The best thing about the redevelopment of downtown Las Vegas is that it’s begun to make a place for every cultural institution that’s needed one, from a gallery district to a performing arts center. The Gay & Lesbian Community Center of Southern Nevada, which until recently operated out of a 6,000-square-foot storefront, has desperately needed such a place. Now, it’s got one.
This week, the 20-year-old community organization colloquially known as “The Center” moved into a handsome, completely remodeled stand-alone building at 401 S. Maryland (at Clark). The move has given The Center 16,000 square feet of indoor space and 4,000 square feet of outdoor space. More than that, however, it’s given The Center a sense of place. From the moment you step foot inside The Center’s new reception gallery—an airy common area anchored by a café—you’re struck by the rightness of it all. You feel as if it was supposed to be here all along.
“Our neighbors are excited we’re here,” says The Center’s director of development, Christine Nottage. “They’re happy we’ve done so much with a formerly vacant and not-so-nice building.”

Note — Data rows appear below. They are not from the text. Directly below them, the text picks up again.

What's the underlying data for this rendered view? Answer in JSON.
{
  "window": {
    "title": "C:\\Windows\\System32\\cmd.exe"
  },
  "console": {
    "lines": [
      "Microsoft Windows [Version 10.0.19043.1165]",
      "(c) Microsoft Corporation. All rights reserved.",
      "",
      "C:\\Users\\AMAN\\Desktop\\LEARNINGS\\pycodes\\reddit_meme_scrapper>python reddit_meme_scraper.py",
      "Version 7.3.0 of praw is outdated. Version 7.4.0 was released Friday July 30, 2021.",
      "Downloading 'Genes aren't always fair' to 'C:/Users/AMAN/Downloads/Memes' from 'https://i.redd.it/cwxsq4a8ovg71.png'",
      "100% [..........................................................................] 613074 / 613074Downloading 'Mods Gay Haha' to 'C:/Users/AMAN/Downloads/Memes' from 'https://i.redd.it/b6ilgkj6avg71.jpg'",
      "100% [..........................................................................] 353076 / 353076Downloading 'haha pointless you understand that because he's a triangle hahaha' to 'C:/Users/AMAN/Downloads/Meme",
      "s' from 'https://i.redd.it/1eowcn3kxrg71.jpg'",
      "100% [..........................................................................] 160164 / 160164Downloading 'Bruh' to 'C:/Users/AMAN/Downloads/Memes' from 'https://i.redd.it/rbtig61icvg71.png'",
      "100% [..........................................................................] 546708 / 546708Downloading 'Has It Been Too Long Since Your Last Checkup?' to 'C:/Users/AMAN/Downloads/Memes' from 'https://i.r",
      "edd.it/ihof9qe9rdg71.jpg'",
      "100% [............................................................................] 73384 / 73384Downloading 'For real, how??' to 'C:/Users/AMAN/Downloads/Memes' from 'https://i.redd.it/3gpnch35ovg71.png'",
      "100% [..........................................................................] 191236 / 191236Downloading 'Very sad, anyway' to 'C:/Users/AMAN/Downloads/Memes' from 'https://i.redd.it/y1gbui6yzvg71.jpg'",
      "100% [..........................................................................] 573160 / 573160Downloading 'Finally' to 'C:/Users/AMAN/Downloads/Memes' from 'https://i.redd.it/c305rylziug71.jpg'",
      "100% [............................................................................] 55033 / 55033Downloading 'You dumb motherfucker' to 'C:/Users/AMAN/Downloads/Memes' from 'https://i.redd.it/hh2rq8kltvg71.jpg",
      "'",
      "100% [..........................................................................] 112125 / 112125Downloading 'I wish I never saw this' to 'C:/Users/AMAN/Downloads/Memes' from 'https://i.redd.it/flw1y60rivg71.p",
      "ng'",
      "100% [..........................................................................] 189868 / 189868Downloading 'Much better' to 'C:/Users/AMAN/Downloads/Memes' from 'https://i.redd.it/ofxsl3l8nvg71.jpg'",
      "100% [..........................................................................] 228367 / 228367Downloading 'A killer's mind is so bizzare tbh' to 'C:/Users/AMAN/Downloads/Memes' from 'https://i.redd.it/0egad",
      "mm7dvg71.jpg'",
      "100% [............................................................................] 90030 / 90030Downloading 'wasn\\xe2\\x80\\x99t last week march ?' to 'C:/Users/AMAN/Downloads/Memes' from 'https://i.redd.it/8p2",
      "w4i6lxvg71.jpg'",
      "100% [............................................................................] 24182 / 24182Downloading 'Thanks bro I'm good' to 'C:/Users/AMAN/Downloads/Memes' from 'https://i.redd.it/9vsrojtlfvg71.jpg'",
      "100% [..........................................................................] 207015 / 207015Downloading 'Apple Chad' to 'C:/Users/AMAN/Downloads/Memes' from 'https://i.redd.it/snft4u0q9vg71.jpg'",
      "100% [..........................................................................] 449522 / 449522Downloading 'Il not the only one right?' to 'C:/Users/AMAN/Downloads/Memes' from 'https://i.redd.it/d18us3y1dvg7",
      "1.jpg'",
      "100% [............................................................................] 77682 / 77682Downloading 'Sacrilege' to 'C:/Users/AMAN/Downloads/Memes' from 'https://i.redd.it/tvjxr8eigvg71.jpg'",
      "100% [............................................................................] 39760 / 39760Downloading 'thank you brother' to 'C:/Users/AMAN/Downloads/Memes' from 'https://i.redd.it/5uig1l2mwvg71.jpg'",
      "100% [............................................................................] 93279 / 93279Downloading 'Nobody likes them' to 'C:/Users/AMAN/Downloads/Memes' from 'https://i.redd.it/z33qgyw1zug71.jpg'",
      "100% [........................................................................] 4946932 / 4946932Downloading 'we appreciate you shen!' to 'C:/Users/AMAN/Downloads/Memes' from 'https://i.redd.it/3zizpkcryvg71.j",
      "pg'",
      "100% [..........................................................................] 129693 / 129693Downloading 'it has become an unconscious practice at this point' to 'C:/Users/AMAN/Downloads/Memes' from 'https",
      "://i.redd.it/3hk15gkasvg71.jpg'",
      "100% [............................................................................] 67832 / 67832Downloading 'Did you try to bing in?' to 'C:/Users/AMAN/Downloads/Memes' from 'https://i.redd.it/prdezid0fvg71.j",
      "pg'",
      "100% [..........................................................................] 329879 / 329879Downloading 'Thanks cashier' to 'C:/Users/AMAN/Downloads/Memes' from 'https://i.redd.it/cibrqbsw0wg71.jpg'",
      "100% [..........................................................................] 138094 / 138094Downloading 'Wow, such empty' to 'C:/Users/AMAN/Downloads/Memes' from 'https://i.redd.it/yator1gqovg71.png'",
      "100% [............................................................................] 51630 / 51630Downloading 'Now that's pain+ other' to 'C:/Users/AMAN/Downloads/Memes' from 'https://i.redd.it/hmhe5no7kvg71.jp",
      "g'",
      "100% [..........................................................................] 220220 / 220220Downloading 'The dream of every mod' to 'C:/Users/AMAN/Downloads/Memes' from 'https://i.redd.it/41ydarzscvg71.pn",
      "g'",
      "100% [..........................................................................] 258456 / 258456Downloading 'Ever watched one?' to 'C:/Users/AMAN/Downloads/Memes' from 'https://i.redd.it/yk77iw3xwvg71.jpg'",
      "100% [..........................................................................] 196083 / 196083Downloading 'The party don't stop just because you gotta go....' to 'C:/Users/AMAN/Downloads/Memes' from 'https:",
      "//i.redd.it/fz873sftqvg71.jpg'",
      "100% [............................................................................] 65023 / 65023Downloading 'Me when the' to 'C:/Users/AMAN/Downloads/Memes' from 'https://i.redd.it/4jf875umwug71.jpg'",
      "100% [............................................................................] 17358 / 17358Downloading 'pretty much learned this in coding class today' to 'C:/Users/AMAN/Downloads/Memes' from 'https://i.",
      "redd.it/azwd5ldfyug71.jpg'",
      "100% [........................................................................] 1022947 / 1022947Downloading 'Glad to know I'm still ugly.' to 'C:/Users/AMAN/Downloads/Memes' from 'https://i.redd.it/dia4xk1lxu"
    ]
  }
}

The new location has yielded almost too many practical benefits to count here. The newly christened Robert L. Forbuss building has a huge health and wellness center with its own entrance, so anyone who’s getting an HIV test can do so in relative privacy. The new youth center is far above and beyond the previous space, with ample room for movie nights and half-court basketball games.
In fact, nearly everything The Center offers—meeting space, web connectivity, senior counseling, mental health services, and even the David S. Parks LGBTQ lending library—has increased in capacity. For a community organization that served 36,068 people last year—up more than 6,000 people from the previous year—every bit of extra capacity is vital.
Unfortunately, as is the case with many community-based nonprofits, funding is the only thing that hasn’t nearly quadrupled in size. Now through March 11, The Center is conducting an Indiegogo fundraising drive to defray their moving expenses. And in keeping with The Center’s innate sense of inclusion, every single person who donates—even if only $10—gets their name on a donor wall in the reception gallery, adjacent to that snazzy new Bronze Café. (Different donor levels earn you different fanciful titles, from a $25 “Diva” to a $5,000 “Rainbow Unicorn.”)
But even if The Center doesn’t reach its $27,000 funding goal, the important part is done. The Center is moved, and has already begun providing services out of the new building; a full grand opening is planned for April 6. For now, The Center is doing what all downtown newcomers do: Meeting the neighbors and relishing the feeling of having found one’s place.
“This new building is a culmination of every community member’s active presence at The Center over the years,” says Nottage. “They were supportive, passionate and brave. They took the risks which led to this new space.”